On the financial strength side, consider these facts. Nucor's debt makes up only around 35% of the capital structure. It has a $1.5 billion line of credit, but it doesn't have any money drawn on it. Its cash balance was around $1.5 billion at the end of the second quarter. And its current ratio was over 3, meaning it could pay its near-term bills three times over with its cash and other easily movable assets like inventories. During the second quarter conference call CEO John J. Ferriola was asked about the potential for steel companies to fold based on the current difficult market, and he replied, "We won't be one of the one[s] that will be closing." Looking at the balance sheet, you can see why he's so confident of that.

If that were all Nucor had to offer it would be pretty interesting. But there's more. It's part of the company's business plan to use downturns to get better. For example, Nucor has spent nearly $6 billion since the steel industry downturn started in 2008 to become a better company. That's included acquisitions and investment in new plant and equipment intended to reduce costs, control access to key supplies, and improve productivity. And while its been spending all of that money, it's lost money only once, in 2009.

Moreover, it also has a long history of rewarding shareholders with dividend hikes. Although the increases have been tiny of late (just a penny a share in each of the last five years) the commitment to hiking the payment goes back over 40 years. So the small increases may not be desirable, but they show that Nucor hasn't forgotten about its shareholders. Once again, if you are a contrarian looking for a great steel company on sale, Nucor should be on your watch list.

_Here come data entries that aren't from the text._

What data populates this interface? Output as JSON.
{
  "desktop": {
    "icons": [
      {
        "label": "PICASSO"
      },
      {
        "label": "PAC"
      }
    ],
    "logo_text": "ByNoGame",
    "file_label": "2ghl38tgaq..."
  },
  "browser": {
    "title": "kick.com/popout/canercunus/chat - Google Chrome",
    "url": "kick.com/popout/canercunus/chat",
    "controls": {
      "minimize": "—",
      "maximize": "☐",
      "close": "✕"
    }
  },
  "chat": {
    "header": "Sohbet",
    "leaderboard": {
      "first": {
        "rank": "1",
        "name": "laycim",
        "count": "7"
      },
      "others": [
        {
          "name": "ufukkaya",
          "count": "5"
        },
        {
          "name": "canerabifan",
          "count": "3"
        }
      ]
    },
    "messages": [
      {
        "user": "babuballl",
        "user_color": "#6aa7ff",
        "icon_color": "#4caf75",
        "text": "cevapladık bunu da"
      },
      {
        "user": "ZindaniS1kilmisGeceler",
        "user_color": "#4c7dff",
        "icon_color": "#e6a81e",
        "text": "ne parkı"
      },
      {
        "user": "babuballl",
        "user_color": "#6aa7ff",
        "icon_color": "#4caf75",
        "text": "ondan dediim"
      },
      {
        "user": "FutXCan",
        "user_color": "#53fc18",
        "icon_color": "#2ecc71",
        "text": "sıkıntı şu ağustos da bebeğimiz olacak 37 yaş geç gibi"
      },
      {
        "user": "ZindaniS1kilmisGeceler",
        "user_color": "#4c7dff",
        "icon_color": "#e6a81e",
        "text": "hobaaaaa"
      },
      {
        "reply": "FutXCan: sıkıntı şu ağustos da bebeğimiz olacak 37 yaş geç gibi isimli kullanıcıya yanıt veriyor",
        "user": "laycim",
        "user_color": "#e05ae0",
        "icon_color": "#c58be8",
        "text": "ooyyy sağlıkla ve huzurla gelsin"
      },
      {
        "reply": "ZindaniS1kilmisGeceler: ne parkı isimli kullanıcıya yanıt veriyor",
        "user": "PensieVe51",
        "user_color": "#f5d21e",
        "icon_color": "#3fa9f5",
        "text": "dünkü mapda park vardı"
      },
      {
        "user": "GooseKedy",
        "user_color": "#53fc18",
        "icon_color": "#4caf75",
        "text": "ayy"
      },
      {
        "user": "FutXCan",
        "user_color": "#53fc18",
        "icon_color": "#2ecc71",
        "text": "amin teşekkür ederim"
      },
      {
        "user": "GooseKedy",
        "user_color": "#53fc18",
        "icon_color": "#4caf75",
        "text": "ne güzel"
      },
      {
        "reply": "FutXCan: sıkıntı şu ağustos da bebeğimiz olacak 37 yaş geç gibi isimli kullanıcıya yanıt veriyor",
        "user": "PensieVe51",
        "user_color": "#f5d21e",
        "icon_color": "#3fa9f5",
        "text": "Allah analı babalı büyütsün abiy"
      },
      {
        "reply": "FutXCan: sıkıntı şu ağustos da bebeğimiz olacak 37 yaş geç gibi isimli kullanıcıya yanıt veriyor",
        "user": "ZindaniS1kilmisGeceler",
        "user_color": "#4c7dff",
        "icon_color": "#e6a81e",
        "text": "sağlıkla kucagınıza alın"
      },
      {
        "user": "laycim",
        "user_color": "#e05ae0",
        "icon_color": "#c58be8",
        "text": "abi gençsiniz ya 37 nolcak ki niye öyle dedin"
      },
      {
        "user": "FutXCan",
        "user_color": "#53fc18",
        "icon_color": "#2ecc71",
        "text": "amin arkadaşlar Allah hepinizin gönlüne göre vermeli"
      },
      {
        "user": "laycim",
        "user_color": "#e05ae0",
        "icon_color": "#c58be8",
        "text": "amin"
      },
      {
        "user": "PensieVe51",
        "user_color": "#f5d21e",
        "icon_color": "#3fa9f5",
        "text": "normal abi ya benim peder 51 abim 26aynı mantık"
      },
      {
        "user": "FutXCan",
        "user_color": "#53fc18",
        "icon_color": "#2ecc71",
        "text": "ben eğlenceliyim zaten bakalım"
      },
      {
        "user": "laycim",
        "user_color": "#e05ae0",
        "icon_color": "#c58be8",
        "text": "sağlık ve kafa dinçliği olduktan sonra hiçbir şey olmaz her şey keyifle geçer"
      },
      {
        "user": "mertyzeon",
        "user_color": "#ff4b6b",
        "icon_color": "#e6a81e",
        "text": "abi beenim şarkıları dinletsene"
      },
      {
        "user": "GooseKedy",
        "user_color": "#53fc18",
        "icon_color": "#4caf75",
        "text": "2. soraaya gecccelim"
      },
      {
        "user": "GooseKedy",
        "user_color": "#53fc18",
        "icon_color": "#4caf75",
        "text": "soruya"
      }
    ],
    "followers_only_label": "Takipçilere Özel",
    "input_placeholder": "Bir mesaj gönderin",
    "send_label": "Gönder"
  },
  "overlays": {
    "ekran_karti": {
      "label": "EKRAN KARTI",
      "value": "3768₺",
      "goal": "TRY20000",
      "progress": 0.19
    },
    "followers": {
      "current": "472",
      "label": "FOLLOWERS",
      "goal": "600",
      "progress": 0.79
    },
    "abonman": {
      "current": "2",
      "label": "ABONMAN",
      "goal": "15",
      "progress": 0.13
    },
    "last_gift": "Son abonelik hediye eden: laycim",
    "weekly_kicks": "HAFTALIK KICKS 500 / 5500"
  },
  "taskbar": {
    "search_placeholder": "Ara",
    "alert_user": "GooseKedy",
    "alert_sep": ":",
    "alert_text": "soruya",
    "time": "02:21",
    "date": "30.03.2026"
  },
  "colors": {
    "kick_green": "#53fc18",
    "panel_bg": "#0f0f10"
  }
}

BHP Chart

BHP data by YCharts

Babies and bath water
When markets go to extremes, even the best companies find their stocks getting hit. BHP and Nucor are both dealing with material headwinds. However, both have the financial strength and assets to not only survive the rough waters but also to get to the other side in stronger shape. That is what makes them some of the best stocks around in metals and mining.

This article represents the opinion of the writer, who may disagree with the “official” recommendation position of a Motley Fool premium advisory service. We’re motley! Questioning an investing thesis -- even one of our own -- helps us all think critically about investing and make decisions that help us become smarter, happier, and richer.